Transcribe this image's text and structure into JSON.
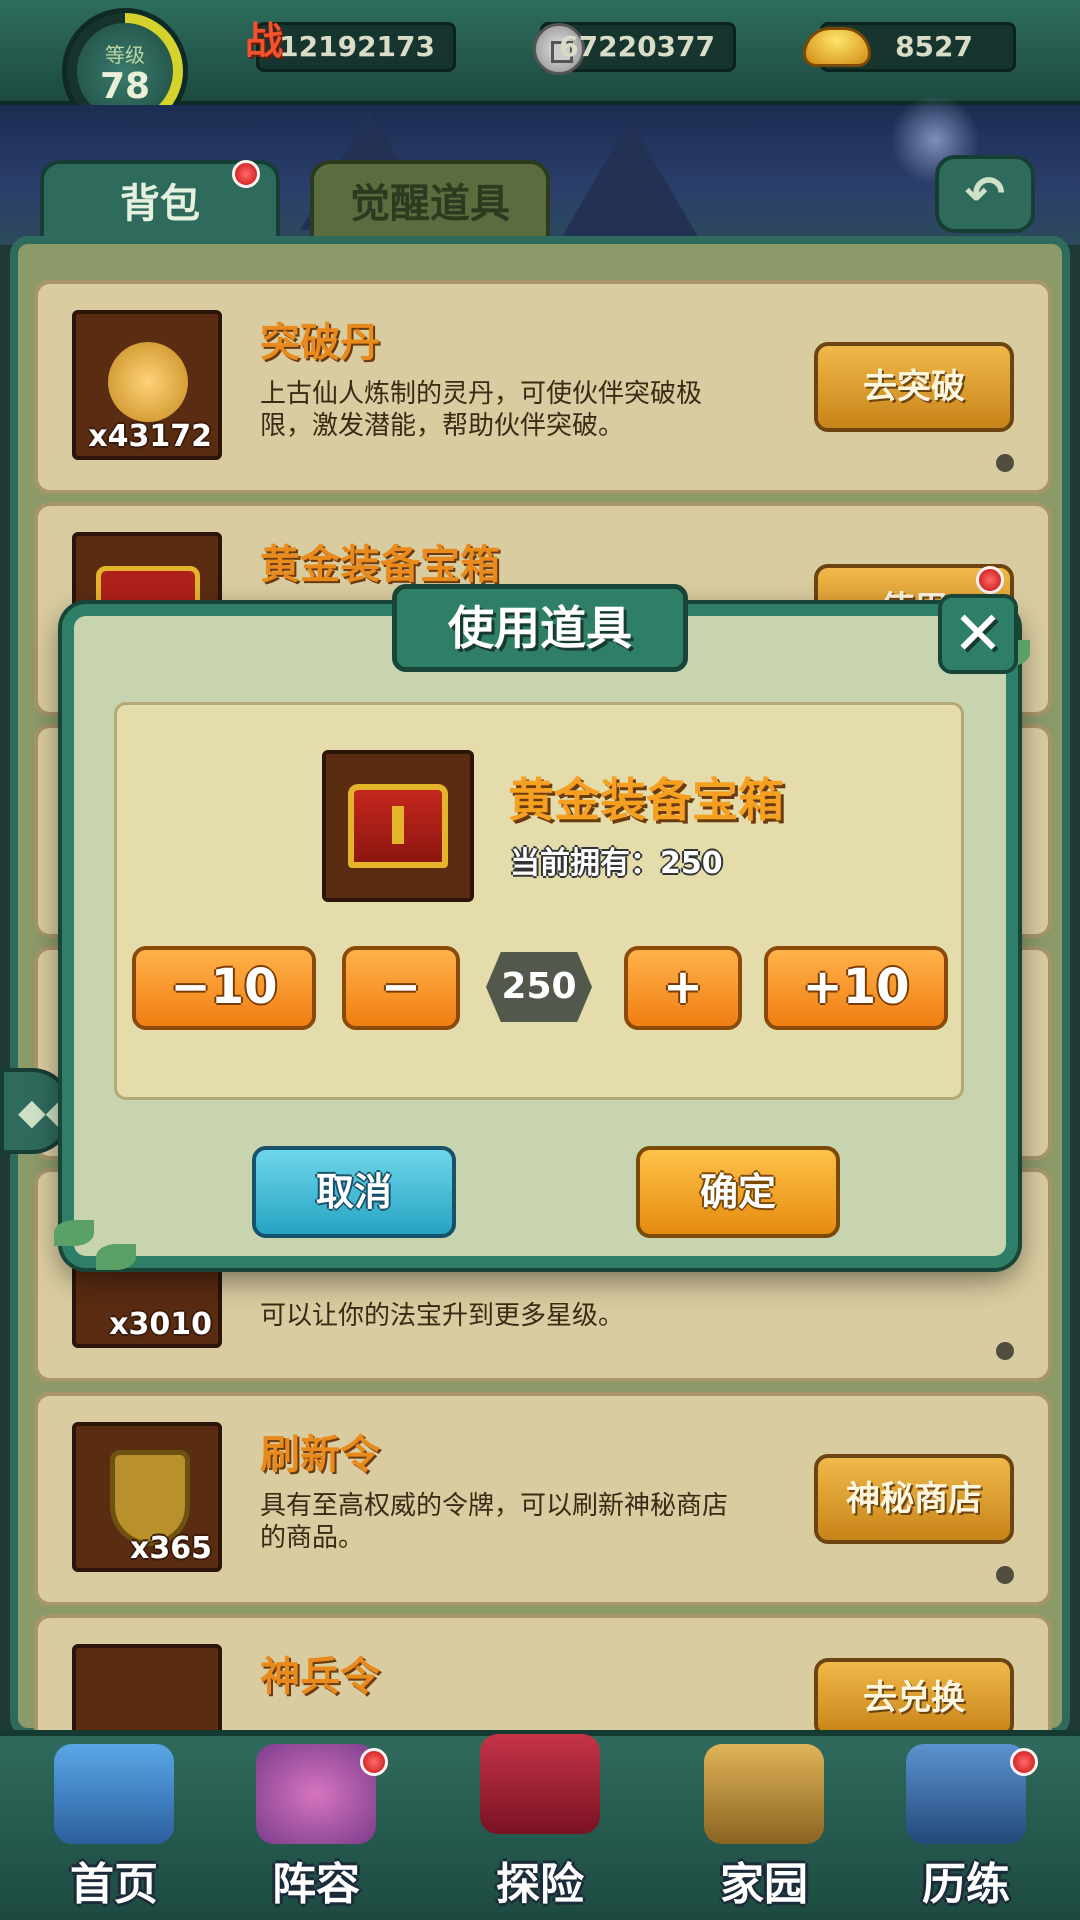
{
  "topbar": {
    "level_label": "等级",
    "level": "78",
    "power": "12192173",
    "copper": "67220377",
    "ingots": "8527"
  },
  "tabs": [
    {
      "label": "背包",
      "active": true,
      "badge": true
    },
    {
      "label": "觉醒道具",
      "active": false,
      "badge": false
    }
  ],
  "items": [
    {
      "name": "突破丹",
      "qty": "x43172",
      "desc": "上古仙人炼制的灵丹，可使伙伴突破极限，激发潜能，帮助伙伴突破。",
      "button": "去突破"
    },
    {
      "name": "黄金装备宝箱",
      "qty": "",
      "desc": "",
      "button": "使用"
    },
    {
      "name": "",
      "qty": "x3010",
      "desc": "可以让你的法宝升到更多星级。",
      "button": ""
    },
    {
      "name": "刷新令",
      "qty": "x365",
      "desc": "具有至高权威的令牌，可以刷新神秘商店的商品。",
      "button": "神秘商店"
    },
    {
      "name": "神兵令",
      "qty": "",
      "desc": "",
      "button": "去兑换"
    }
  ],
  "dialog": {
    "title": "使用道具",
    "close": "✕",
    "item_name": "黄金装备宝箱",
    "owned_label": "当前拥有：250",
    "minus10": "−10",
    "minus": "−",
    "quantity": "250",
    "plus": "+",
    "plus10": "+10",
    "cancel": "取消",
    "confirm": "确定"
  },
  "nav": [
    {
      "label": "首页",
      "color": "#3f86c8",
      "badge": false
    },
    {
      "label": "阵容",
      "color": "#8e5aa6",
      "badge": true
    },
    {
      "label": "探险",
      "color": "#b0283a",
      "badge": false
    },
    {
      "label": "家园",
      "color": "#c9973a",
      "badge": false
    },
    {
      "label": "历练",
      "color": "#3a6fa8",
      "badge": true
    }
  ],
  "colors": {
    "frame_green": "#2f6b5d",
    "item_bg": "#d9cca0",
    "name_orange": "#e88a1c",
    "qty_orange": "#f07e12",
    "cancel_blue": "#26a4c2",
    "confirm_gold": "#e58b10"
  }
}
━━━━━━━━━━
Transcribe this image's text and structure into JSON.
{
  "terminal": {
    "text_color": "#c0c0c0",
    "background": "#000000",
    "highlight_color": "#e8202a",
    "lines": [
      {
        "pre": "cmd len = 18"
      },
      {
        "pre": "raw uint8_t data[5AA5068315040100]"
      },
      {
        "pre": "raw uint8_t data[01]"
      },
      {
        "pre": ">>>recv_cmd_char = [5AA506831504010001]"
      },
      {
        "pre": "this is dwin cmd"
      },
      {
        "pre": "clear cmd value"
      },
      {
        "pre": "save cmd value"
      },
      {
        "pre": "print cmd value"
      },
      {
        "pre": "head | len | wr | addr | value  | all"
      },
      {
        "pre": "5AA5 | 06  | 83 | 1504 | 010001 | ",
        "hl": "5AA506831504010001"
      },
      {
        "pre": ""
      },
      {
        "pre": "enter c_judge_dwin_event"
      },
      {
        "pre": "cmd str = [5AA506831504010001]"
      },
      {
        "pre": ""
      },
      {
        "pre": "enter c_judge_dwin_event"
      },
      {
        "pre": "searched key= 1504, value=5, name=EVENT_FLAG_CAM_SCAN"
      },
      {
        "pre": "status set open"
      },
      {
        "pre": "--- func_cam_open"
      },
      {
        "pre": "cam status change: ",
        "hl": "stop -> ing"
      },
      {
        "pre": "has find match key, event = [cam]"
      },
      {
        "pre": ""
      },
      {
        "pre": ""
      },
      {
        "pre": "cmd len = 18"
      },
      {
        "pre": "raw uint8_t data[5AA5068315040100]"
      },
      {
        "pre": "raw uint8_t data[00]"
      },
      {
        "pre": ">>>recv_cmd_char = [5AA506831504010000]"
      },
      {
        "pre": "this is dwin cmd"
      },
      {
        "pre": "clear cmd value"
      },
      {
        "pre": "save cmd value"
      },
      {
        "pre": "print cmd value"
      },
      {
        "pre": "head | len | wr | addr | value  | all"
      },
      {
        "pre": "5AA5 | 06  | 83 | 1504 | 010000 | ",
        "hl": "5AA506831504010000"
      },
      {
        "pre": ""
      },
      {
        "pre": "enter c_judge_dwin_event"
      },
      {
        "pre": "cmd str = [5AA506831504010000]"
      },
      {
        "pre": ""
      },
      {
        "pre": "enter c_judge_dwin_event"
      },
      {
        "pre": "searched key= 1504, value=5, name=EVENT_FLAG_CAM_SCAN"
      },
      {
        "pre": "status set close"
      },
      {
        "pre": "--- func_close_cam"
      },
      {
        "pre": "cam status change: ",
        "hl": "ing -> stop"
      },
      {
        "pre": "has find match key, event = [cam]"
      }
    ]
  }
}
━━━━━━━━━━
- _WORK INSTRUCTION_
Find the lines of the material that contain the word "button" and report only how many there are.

- _RESULT OF THIS EXERCISE_
5